=== Exercise materials ===
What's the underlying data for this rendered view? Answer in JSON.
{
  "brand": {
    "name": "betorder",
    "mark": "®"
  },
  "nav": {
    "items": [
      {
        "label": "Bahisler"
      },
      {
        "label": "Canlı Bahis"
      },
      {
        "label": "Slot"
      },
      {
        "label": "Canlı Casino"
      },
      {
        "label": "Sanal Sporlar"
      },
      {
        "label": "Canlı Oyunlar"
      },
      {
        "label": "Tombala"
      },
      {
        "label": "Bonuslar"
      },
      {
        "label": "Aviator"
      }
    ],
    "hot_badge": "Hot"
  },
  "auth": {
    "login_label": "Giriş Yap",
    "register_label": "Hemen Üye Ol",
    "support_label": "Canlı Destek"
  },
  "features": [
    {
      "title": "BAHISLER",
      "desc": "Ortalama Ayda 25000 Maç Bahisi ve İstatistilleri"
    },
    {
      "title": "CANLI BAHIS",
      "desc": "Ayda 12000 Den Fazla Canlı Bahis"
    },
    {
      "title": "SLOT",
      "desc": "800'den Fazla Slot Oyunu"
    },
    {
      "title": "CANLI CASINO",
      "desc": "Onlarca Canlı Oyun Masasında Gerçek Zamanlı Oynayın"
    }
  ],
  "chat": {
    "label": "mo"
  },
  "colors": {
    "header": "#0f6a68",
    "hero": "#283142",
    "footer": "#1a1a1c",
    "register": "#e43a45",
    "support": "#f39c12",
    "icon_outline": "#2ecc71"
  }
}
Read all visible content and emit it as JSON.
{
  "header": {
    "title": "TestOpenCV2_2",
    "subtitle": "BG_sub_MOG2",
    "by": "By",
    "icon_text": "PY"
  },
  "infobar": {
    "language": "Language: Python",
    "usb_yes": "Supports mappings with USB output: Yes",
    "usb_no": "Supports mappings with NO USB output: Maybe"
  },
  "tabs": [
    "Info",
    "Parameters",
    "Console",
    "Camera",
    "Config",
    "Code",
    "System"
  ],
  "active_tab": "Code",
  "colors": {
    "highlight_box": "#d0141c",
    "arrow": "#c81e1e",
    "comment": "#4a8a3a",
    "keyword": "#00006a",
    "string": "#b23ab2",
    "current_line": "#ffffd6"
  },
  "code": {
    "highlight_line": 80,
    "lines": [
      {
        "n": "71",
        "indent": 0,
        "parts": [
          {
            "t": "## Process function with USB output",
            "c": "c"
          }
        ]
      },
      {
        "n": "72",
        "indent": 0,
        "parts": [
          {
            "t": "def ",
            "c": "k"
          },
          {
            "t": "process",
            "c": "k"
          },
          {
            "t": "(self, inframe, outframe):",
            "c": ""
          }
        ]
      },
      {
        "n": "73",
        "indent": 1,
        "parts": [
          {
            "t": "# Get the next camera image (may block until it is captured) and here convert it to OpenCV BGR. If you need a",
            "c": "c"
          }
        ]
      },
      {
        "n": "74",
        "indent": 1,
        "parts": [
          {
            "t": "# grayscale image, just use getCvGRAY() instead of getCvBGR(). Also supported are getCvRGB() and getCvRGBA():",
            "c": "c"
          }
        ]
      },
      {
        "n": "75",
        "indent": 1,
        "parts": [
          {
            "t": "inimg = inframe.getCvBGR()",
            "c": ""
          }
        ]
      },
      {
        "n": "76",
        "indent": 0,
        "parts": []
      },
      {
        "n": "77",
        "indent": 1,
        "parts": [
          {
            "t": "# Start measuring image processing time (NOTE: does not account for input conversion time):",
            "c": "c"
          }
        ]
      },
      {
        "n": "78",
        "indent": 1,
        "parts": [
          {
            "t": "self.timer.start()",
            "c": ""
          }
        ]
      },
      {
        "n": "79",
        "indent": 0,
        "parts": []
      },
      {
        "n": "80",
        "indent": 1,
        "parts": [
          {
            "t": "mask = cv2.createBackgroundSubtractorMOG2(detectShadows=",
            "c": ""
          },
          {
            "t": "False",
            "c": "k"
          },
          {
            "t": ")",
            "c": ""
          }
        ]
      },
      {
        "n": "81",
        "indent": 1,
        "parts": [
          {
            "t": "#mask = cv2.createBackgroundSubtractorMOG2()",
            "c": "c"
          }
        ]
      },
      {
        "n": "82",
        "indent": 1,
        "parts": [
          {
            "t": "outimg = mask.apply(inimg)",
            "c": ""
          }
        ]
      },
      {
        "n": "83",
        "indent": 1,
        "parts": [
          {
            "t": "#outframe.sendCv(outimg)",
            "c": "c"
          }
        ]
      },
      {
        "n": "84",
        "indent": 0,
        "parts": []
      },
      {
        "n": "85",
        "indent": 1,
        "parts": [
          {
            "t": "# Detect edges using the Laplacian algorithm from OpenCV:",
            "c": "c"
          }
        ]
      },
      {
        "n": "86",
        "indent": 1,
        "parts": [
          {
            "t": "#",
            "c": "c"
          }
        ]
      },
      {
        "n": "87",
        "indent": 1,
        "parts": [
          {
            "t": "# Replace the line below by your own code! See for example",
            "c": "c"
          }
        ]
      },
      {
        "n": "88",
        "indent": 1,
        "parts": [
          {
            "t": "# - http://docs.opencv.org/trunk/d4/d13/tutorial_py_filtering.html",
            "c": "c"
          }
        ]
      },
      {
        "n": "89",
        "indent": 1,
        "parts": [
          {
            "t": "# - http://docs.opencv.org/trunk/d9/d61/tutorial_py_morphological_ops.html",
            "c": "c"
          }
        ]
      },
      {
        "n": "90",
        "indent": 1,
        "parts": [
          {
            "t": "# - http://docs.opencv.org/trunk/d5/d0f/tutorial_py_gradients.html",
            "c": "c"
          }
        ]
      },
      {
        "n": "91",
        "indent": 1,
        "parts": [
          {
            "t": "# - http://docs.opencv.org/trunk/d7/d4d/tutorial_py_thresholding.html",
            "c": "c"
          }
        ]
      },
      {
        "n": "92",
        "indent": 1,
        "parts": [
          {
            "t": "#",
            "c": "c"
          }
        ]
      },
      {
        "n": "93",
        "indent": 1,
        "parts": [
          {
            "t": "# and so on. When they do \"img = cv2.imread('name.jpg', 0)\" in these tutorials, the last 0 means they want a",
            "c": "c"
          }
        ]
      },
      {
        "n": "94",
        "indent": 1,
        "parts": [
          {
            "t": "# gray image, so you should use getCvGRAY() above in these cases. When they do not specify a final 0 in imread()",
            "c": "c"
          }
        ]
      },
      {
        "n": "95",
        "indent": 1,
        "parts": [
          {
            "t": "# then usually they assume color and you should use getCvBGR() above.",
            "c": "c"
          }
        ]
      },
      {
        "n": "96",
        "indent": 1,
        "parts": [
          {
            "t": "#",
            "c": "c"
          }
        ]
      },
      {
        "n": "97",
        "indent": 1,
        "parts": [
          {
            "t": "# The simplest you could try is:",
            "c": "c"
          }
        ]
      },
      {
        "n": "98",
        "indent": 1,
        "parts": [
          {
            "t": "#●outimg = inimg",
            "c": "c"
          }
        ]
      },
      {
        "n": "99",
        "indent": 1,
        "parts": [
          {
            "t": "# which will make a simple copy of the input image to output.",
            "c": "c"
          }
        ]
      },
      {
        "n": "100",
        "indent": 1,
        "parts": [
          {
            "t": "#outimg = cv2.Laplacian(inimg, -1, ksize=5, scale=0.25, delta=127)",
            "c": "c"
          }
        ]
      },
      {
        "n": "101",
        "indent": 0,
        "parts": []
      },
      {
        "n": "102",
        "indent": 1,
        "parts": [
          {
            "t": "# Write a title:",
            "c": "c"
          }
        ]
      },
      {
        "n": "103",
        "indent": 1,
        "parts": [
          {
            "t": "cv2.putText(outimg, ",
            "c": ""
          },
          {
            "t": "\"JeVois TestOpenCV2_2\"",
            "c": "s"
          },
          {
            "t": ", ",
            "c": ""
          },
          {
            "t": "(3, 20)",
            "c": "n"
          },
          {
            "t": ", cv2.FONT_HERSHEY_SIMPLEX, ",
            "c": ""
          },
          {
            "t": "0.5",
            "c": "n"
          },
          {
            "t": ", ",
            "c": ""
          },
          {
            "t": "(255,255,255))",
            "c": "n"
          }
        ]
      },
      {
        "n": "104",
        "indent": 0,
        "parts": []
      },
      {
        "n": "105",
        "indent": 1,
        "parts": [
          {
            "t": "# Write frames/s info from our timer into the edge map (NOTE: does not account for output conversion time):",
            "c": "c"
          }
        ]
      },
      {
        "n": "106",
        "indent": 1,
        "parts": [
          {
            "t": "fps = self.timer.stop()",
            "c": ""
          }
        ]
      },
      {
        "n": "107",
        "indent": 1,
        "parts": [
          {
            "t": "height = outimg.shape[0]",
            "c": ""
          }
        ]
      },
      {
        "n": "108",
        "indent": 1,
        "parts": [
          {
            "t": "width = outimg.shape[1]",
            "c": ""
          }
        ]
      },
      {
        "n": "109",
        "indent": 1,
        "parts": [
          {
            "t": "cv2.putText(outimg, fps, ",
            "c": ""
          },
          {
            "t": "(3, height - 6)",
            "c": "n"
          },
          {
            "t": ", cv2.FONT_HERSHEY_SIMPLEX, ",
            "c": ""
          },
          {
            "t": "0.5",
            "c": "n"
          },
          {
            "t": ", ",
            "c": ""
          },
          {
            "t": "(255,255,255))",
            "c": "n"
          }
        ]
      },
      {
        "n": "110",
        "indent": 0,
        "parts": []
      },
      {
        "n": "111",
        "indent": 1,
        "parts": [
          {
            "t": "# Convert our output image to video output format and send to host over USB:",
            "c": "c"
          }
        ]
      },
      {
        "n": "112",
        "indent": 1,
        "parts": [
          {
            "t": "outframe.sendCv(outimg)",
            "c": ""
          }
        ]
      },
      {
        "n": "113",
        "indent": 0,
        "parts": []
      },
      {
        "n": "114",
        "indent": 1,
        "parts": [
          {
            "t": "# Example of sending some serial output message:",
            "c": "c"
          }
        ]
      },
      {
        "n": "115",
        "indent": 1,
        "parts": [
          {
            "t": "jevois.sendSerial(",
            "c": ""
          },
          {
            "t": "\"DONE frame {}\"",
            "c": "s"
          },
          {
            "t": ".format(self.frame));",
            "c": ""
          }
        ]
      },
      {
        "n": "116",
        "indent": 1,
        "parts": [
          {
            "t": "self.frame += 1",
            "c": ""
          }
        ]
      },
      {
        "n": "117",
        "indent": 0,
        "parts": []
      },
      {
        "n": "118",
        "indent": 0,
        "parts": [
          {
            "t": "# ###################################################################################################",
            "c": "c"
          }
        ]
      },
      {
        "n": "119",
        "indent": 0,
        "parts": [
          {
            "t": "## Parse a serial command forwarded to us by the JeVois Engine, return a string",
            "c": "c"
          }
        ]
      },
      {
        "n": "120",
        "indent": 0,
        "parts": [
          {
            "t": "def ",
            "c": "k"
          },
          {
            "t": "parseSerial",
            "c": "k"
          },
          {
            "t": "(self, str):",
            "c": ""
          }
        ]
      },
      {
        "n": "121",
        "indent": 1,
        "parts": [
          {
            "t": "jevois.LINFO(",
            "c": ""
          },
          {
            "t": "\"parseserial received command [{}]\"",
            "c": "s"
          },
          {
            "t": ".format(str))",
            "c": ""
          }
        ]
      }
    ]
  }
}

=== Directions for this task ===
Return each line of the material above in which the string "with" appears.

=== Solution for this problem ===
    "usb_yes": "Supports mappings with USB output: Yes",
    "usb_no": "Supports mappings with NO USB output: Maybe"
            "t": "## Process function with USB output",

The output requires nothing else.